The other one is called Littlewood’s inequality: If f\in L^p\cap L^q, then f\in L^r for any intermediate p<r<q.

The proof is here:

Case 1) q<\infty. We have \frac{1}{q}<\frac{1}{r}<\frac{1}{p}. There exists 0<\lambda<1 such that \frac{1}{r}=\frac{\lambda}{p}+\frac{1-\lambda}{q}.

\begin{aligned}  \|f\|_r^r&=\int |f|^r\\  &=\int |f|^{\lambda r}|f|^{(1-\lambda)r}\\  &\leq\left(\int |f|^{\lambda r(\frac{p}{\lambda r})}\right)^{\lambda r/p}\left(\int |f|^{(1-\lambda)r(\frac{q}{(1-\lambda)r})}\right)^{r(1-\lambda)/q}\\  &=\left(\int |f|^p\right)^{\lambda r/p}\left(\int |f|^q\right)^{r(1-\lambda)/q}\\  &=\|f\|_p^{\lambda r}\|f\|_q^{r(1-\lambda)}.  \end{aligned}

Thus \|f\|_r\leq\|f\|_p^\lambda\|f\|_q^{1-\lambda}.

Case 2) q=\infty. We have 0<\frac{1}{r}<\frac{1}{p}. There exists 0<\lambda<1 with \frac{1}{r}=\frac{\lambda}{p}. Then
\begin{aligned}  \|f\|_r^r&=\||f|^{\lambda r}|f|^{(1-\lambda)r}\|_1\\  &\leq\||f|^{\lambda r}\|_{\frac{p}{\lambda r}}\||f|^{(1-\lambda)r}\|_\infty\\  &=\left(\int |f|^p\right)^{\lambda r/p}\|f\|_\infty^{(1-\lambda)r}\\  &=\|f\|_p^{\lambda r}\|f\|_\infty^{(1-\lambda)r}.  \end{aligned}

Hence \|f\|_r\leq\|f\|_p^\lambda\|f\|_\infty^{1-\lambda}.

Author: mathtuition88


Leave a Reply

Fill in your details below or click an icon to log in:

WordPress.com Logo

You are commenting using your WordPress.com account. Log Out /  Change )

Google photo

You are commenting using your Google account.
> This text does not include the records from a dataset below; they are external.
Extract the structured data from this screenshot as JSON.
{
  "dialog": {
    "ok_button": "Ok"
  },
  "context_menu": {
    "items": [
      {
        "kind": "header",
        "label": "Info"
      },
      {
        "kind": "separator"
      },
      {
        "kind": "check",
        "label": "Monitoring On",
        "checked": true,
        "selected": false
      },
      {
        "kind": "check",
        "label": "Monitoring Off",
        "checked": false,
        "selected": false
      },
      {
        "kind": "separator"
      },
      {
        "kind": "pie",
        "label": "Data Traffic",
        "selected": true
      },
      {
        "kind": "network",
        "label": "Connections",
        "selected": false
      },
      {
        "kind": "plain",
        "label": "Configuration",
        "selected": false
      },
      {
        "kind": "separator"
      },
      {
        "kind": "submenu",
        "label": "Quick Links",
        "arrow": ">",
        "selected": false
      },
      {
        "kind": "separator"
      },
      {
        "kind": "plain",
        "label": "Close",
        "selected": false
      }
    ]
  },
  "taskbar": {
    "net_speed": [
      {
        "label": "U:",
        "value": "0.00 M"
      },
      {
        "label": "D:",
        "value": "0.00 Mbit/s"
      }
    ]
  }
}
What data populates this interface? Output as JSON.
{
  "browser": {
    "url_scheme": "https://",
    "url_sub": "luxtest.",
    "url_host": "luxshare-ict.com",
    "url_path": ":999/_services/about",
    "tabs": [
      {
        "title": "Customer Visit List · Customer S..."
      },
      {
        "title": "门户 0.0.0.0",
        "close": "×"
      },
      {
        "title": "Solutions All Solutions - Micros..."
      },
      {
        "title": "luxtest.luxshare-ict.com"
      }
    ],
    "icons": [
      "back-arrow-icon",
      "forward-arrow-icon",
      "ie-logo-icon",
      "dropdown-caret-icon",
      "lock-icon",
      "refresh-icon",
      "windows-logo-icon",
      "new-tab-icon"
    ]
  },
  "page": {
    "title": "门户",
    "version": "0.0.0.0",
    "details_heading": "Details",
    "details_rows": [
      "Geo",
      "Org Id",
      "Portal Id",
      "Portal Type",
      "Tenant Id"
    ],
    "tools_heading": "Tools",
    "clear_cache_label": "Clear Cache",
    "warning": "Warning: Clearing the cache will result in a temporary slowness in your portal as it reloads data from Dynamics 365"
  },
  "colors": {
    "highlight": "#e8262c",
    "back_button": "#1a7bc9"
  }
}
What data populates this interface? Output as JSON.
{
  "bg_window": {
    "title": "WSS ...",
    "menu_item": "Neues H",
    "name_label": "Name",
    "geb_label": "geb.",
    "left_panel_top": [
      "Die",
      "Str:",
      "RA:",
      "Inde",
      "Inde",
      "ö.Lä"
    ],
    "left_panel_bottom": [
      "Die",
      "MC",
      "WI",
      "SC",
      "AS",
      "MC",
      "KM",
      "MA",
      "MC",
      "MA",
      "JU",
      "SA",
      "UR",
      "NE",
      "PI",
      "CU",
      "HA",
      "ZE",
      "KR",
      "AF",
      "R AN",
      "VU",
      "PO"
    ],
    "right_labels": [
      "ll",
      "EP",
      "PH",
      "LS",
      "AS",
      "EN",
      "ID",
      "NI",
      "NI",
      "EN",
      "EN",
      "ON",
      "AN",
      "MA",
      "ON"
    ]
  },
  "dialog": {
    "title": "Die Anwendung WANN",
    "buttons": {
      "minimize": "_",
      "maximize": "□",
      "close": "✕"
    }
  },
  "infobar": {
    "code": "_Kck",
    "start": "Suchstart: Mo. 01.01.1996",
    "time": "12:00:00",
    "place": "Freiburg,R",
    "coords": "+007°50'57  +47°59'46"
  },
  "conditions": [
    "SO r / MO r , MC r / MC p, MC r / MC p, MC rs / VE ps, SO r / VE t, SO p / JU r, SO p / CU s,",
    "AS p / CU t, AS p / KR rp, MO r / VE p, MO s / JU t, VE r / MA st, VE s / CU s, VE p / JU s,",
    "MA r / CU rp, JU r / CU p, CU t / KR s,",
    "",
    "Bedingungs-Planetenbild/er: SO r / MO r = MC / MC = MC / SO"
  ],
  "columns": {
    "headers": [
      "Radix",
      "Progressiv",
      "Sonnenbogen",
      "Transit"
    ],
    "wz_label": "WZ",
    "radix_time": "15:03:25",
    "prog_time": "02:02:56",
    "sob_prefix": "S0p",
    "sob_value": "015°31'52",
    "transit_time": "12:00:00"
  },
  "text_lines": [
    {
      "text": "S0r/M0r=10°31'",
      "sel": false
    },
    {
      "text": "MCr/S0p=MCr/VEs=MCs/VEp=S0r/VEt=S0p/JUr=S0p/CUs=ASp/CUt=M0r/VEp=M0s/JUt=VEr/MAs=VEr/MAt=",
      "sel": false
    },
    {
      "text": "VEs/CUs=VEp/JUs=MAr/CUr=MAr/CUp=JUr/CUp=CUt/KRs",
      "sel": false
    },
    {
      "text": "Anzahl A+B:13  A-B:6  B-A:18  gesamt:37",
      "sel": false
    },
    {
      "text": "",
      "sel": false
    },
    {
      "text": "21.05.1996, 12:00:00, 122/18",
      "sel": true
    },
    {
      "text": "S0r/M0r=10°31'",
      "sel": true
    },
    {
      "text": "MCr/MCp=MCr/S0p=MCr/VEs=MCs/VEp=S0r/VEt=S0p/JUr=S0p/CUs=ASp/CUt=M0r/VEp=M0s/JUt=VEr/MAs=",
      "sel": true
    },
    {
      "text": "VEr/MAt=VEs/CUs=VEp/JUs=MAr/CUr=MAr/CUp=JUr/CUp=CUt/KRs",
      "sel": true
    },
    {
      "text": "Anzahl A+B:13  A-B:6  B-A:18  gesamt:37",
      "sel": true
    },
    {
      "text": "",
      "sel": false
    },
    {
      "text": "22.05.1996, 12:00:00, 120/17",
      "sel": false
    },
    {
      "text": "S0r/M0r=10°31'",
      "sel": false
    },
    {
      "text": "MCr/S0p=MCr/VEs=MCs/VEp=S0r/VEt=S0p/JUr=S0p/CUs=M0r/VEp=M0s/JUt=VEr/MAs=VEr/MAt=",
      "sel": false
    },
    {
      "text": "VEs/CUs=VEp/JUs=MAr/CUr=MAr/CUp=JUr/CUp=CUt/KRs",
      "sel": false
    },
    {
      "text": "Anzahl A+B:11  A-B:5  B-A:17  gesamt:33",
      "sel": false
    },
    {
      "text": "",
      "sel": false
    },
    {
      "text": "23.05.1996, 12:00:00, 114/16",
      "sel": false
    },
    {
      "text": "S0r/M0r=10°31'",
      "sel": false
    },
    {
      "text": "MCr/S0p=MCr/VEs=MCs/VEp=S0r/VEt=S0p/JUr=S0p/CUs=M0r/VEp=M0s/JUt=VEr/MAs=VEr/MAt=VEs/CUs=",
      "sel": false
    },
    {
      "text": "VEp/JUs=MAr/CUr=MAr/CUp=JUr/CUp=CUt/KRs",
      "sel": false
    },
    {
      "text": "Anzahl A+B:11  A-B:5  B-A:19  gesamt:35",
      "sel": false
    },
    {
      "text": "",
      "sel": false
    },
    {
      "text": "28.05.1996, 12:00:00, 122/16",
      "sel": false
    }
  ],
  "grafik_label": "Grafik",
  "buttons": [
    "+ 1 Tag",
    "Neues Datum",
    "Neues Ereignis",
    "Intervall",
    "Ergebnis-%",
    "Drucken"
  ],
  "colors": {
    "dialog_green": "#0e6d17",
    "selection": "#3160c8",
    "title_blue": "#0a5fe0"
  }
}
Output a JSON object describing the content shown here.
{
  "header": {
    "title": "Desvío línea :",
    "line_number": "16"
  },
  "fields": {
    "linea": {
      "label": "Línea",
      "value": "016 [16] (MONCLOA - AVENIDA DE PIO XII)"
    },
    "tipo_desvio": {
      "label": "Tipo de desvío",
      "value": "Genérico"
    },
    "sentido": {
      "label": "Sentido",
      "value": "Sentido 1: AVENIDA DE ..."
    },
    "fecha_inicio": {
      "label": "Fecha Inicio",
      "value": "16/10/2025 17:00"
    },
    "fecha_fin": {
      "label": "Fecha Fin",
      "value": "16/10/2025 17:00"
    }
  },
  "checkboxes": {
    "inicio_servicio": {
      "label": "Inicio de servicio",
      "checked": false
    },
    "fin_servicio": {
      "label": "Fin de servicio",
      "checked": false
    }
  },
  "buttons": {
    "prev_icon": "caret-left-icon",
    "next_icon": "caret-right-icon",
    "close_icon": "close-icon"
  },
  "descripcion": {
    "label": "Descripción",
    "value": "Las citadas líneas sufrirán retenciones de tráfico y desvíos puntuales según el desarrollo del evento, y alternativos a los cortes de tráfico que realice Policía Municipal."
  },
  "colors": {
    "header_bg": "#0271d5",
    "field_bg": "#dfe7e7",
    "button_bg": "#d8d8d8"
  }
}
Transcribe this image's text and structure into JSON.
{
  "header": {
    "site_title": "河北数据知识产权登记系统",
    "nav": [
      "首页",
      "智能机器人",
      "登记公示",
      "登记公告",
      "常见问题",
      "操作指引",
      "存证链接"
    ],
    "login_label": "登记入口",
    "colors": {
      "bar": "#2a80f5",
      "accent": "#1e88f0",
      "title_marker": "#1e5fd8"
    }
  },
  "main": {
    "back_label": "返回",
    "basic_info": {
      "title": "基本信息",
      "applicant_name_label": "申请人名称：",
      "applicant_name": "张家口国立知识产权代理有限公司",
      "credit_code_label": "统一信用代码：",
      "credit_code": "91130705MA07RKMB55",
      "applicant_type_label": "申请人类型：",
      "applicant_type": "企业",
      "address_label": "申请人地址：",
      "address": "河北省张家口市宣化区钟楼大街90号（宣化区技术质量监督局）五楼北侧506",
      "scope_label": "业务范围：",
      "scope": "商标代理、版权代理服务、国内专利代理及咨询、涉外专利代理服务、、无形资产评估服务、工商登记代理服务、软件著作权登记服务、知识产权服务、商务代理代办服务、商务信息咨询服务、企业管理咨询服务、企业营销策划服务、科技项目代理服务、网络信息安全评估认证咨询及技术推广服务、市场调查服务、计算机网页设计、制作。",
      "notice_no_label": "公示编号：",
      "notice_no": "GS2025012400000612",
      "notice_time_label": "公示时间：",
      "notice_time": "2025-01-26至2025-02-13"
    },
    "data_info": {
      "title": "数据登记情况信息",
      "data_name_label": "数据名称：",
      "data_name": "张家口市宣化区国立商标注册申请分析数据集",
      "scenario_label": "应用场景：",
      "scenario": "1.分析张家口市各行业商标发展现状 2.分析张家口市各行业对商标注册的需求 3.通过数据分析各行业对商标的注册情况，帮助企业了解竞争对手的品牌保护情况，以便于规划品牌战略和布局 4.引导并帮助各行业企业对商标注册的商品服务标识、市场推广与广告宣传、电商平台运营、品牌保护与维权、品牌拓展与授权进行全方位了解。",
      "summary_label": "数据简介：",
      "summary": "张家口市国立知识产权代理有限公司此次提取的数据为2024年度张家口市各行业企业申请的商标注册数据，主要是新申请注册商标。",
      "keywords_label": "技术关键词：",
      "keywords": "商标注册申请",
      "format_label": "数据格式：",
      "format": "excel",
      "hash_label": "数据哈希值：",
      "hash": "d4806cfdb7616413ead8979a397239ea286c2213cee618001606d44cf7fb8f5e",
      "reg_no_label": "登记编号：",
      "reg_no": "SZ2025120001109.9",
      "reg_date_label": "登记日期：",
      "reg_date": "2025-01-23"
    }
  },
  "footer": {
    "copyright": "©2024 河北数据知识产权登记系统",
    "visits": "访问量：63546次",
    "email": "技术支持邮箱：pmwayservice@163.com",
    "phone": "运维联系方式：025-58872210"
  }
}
Log Out /  Change )

Twitter picture

You are commenting using your Twitter account. Log Out /  Change )

Facebook photo

You are commenting using your Facebook account. Log Out /  Change )

Connecting to %s

This site uses Akismet to reduce spam. Learn how your comment data is processed.